:: Required work ::
Retype all of the records shown beneath this task, exactly as they stand.
### Records
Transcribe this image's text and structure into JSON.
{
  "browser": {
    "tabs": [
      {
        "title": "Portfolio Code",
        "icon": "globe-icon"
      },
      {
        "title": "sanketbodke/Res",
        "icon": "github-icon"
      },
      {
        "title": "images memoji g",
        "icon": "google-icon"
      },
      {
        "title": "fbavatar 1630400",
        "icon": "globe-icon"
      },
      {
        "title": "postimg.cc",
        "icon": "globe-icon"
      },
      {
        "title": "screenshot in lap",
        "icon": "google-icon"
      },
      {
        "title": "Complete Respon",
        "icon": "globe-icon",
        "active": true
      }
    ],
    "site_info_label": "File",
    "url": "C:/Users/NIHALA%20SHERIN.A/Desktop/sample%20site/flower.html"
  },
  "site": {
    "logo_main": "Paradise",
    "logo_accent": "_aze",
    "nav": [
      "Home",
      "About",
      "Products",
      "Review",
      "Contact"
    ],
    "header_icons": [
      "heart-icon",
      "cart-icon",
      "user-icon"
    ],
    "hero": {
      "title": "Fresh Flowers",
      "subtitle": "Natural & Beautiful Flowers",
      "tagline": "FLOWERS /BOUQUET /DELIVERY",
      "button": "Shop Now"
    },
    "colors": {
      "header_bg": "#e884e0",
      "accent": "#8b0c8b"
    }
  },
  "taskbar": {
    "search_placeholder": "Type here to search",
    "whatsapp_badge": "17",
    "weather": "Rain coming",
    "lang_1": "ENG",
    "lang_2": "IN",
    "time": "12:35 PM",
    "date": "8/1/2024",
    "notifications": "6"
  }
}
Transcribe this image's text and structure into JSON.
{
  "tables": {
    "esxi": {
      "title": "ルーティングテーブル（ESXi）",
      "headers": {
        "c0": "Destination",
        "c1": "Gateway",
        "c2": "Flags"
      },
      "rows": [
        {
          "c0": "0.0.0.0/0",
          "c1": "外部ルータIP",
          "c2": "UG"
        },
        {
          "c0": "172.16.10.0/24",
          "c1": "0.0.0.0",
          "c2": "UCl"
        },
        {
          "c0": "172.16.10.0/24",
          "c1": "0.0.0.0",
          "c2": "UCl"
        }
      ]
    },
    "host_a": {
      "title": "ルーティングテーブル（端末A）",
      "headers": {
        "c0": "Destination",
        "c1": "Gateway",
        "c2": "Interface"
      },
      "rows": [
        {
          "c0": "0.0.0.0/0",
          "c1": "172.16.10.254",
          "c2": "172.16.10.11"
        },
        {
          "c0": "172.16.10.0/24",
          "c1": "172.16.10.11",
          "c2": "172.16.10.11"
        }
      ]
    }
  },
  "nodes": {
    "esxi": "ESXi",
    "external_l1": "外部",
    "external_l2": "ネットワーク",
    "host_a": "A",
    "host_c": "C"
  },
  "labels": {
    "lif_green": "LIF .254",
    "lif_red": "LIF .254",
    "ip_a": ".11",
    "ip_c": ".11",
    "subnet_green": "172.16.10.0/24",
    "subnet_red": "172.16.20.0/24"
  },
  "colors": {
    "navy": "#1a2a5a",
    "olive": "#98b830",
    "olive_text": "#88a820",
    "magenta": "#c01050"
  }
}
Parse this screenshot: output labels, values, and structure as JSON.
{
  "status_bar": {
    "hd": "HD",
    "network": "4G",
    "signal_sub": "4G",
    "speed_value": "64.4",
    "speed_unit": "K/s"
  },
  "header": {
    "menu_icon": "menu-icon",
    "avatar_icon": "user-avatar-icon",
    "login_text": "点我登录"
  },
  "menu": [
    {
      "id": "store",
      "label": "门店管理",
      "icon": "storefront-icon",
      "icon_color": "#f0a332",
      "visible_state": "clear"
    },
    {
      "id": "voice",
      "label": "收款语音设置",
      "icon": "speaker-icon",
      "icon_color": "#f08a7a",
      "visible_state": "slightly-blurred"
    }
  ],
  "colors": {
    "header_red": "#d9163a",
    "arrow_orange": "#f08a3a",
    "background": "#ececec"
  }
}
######
:: Solution ::
Transcribe this image's text and structure into JSON.
{
  "browser": {
    "tabs": [
      {
        "title": "Portfolio Code",
        "icon": "globe-icon"
      },
      {
        "title": "sanketbodke/Res",
        "icon": "github-icon"
      },
      {
        "title": "images memoji g",
        "icon": "google-icon"
      },
      {
        "title": "fbavatar 1630400",
        "icon": "globe-icon"
      },
      {
        "title": "postimg.cc",
        "icon": "globe-icon"
      },
      {
        "title": "screenshot in lap",
        "icon": "google-icon"
      },
      {
        "title": "Complete Respon",
        "icon": "globe-icon",
        "active": true
      }
    ],
    "site_info_label": "File",
    "url": "C:/Users/NIHALA%20SHERIN.A/Desktop/sample%20site/flower.html"
  },
  "site": {
    "logo_main": "Paradise",
    "logo_accent": "_aze",
    "nav": [
      "Home",
      "About",
      "Products",
      "Review",
      "Contact"
    ],
    "header_icons": [
      "heart-icon",
      "cart-icon",
      "user-icon"
    ],
    "hero": {
      "title": "Fresh Flowers",
      "subtitle": "Natural & Beautiful Flowers",
      "tagline": "FLOWERS /BOUQUET /DELIVERY",
      "button": "Shop Now"
    },
    "colors": {
      "header_bg": "#e884e0",
      "accent": "#8b0c8b"
    }
  },
  "taskbar": {
    "search_placeholder": "Type here to search",
    "whatsapp_badge": "17",
    "weather": "Rain coming",
    "lang_1": "ENG",
    "lang_2": "IN",
    "time": "12:35 PM",
    "date": "8/1/2024",
    "notifications": "6"
  }
}
Transcribe this image's text and structure into JSON.
{
  "tables": {
    "esxi": {
      "title": "ルーティングテーブル（ESXi）",
      "headers": {
        "c0": "Destination",
        "c1": "Gateway",
        "c2": "Flags"
      },
      "rows": [
        {
          "c0": "0.0.0.0/0",
          "c1": "外部ルータIP",
          "c2": "UG"
        },
        {
          "c0": "172.16.10.0/24",
          "c1": "0.0.0.0",
          "c2": "UCl"
        },
        {
          "c0": "172.16.10.0/24",
          "c1": "0.0.0.0",
          "c2": "UCl"
        }
      ]
    },
    "host_a": {
      "title": "ルーティングテーブル（端末A）",
      "headers": {
        "c0": "Destination",
        "c1": "Gateway",
        "c2": "Interface"
      },
      "rows": [
        {
          "c0": "0.0.0.0/0",
          "c1": "172.16.10.254",
          "c2": "172.16.10.11"
        },
        {
          "c0": "172.16.10.0/24",
          "c1": "172.16.10.11",
          "c2": "172.16.10.11"
        }
      ]
    }
  },
  "nodes": {
    "esxi": "ESXi",
    "external_l1": "外部",
    "external_l2": "ネットワーク",
    "host_a": "A",
    "host_c": "C"
  },
  "labels": {
    "lif_green": "LIF .254",
    "lif_red": "LIF .254",
    "ip_a": ".11",
    "ip_c": ".11",
    "subnet_green": "172.16.10.0/24",
    "subnet_red": "172.16.20.0/24"
  },
  "colors": {
    "navy": "#1a2a5a",
    "olive": "#98b830",
    "olive_text": "#88a820",
    "magenta": "#c01050"
  }
}
Parse this screenshot: output labels, values, and structure as JSON.
{
  "status_bar": {
    "hd": "HD",
    "network": "4G",
    "signal_sub": "4G",
    "speed_value": "64.4",
    "speed_unit": "K/s"
  },
  "header": {
    "menu_icon": "menu-icon",
    "avatar_icon": "user-avatar-icon",
    "login_text": "点我登录"
  },
  "menu": [
    {
      "id": "store",
      "label": "门店管理",
      "icon": "storefront-icon",
      "icon_color": "#f0a332",
      "visible_state": "clear"
    },
    {
      "id": "voice",
      "label": "收款语音设置",
      "icon": "speaker-icon",
      "icon_color": "#f08a7a",
      "visible_state": "slightly-blurred"
    }
  ],
  "colors": {
    "header_red": "#d9163a",
    "arrow_orange": "#f08a3a",
    "background": "#ececec"
  }
}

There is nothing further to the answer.